- WORK TO COMPLETE
Scan the entries below for the word "Rectangle", then copy each line that holds it.

[Stored items from a collection]
******************************

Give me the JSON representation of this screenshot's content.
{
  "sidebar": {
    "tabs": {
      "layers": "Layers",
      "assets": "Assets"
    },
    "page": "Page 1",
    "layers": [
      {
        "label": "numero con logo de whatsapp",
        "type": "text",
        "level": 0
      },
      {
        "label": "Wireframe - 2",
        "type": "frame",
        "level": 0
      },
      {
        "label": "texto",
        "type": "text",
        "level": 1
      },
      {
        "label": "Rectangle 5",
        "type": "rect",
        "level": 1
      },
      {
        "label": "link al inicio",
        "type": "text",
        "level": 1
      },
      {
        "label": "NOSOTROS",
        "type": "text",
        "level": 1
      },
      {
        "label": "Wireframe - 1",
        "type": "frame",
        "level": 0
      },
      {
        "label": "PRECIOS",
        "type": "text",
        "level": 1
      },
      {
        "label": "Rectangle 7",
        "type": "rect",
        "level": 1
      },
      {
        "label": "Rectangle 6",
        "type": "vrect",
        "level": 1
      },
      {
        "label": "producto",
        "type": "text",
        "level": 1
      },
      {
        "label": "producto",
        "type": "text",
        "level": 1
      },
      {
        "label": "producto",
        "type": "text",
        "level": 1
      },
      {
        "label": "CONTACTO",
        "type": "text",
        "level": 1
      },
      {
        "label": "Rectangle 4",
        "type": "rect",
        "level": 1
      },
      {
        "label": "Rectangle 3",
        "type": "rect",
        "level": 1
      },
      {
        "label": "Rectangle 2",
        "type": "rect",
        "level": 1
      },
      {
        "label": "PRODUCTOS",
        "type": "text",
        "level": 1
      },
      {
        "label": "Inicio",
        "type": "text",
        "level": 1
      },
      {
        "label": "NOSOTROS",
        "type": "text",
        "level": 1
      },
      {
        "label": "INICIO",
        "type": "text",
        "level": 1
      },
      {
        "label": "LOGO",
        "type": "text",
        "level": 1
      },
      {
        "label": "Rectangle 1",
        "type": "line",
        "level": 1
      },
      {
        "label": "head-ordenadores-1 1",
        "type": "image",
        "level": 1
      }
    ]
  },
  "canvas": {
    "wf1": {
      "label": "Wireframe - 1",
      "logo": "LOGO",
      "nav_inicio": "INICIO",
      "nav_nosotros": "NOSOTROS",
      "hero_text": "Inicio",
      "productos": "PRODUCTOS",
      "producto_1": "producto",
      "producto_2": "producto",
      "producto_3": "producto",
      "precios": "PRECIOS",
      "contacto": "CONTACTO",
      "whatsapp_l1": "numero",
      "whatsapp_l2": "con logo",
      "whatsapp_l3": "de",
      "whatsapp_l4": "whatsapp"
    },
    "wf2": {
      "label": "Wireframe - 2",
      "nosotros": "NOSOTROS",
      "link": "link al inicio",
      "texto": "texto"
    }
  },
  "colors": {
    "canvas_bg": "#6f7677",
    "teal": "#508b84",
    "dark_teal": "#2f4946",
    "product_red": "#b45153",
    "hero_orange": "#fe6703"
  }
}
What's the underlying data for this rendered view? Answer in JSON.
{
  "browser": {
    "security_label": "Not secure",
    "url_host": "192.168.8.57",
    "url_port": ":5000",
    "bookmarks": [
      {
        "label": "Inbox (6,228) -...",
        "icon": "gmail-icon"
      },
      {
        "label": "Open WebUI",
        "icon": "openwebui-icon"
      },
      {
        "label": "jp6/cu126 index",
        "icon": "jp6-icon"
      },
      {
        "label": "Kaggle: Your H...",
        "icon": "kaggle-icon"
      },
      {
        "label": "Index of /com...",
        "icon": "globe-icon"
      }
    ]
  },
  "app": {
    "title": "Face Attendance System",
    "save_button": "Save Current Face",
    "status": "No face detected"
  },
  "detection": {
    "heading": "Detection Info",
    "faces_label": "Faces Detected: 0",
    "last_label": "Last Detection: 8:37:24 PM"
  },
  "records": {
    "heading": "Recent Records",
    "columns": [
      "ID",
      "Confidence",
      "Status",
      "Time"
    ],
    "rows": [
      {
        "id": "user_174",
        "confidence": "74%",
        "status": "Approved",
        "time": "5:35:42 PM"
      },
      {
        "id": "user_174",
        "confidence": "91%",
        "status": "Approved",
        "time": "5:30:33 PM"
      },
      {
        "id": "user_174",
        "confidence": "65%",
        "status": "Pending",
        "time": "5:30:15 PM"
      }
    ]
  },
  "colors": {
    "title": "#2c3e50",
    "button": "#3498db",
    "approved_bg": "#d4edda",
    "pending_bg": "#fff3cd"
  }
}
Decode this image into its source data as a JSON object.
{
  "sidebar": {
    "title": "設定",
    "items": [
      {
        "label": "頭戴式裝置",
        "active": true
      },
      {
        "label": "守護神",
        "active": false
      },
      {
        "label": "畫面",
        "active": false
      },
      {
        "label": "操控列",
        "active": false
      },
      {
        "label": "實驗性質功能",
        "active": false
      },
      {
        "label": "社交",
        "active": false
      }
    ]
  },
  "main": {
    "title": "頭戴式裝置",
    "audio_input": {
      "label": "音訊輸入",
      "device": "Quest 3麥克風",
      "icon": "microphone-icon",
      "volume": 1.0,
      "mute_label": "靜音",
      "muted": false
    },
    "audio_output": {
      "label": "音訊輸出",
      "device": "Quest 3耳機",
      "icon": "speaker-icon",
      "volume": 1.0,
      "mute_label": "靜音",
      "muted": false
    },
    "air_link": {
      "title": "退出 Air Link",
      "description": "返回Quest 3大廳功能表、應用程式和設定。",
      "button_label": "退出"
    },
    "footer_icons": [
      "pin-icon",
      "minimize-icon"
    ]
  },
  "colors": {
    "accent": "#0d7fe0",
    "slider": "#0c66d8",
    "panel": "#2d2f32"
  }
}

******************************

- RESPONSE
        "label": "Rectangle 5",
        "label": "Rectangle 7",
        "label": "Rectangle 6",
        "label": "Rectangle 4",
        "label": "Rectangle 3",
        "label": "Rectangle 2",
        "label": "Rectangle 1",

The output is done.